The city also has a $37 million rainy-day fund that the budget does not tap into, he said.

Brown has frozen or cut property tax rates every year since becoming mayor in 2006. In addition, this budget would be his fifth consecutive one that freezes property assessments as well as the tax rate.

The proposed budget does, however, increase the city’s rental registration fee for one- and two-family property to $20 and $40, from the current $10 and $20.

The fee is expected to raise an additional $500,000, with $250,000 going toward a program to address lead issues. Brown said further details on the program are expected to be made public next week.

The spending plan also phases in the $15-an-hour minimum wage for all city workers that Brown earlier this year promised would be in his budget.

Currently, the lowest-paid city employees, including seasonal workers, earn $13.06 an hour. Upon adoption of this budget, their hourly pay increases to $13.37 and will hit $15 an hour by 2021.

The mayor’s budget plan also addresses:

Minority business and employment. The budget includes $500,000 to support the Beverly Gray Business Exchange Center on East Utica Street, which offers support to minority and women-owned businesses. The budget also has $75,000 to hire a consultant to strengthen the city’s minority and women business participation programs; and $50,000 to support the Racial Equity Roundtable, a group working to improve racial equity throughout the community.

Youth and education. Money is budgeted for a tutoring program that encourages senior citizens to help young students; and for a school attendance incentive program. The program rewards good school attendance with computer tablets and gift cards. Funds also are included to support Buffalo’s Say Yes to Education program.

The budget also increases funding to the Police Athletic League for youth activities, and increases by 100 – to 1,500 – the number of young people accepted in the Mayor’s Summer Youth Employment program.

Parks and recreation. The budget includes an additional $250,000 to fund utilities at 12 city community centers. As a result, the city will pay utilities at all its community centers. It also increases funding for Olmsted and other city parks by nearly $500,000.
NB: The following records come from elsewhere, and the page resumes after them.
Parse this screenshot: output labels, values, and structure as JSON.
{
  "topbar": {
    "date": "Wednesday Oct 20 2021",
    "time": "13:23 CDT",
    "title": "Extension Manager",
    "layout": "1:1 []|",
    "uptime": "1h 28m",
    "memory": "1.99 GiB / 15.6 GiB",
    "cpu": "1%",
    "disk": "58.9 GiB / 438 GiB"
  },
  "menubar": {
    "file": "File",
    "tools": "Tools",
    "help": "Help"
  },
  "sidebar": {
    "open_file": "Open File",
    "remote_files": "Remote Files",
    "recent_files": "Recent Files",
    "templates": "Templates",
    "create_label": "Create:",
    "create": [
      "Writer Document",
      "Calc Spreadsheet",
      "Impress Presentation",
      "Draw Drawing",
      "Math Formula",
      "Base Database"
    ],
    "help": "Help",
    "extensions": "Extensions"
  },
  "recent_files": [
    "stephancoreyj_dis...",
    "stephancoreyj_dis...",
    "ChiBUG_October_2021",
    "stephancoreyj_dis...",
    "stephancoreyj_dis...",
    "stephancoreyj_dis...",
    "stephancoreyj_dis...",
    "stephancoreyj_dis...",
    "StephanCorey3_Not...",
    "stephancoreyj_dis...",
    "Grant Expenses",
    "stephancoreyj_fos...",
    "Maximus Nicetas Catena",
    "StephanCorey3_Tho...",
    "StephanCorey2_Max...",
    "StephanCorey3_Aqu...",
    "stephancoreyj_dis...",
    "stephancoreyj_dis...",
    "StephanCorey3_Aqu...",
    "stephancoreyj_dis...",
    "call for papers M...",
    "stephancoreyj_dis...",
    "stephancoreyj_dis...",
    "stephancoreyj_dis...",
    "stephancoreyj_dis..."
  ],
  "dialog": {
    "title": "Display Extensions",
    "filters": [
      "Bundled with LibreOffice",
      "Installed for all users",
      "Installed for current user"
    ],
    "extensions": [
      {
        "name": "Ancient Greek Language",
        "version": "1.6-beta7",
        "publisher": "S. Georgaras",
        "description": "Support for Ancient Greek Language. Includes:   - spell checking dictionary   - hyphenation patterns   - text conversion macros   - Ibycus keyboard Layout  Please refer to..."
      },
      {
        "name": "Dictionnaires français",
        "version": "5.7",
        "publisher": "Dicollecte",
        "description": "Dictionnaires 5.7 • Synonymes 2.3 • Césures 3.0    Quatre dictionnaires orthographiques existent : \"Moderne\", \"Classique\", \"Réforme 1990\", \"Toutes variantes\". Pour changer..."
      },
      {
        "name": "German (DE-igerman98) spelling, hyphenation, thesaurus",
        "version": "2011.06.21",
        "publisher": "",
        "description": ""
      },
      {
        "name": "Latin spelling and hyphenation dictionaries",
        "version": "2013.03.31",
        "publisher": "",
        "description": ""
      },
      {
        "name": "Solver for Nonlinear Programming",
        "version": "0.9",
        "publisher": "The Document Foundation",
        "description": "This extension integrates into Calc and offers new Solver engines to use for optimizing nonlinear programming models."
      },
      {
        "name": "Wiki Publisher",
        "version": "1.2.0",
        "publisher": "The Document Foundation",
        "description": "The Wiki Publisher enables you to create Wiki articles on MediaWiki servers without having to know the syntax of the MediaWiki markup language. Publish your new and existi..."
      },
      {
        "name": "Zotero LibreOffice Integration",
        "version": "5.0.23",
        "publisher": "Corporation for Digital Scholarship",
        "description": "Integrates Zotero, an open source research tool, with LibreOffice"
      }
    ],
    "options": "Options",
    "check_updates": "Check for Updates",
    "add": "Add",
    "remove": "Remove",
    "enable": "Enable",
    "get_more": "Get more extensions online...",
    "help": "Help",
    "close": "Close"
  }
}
“Parks are important to our quality of life,” Brown said. “We are seeing significantly more users in our parks from across the city and region.”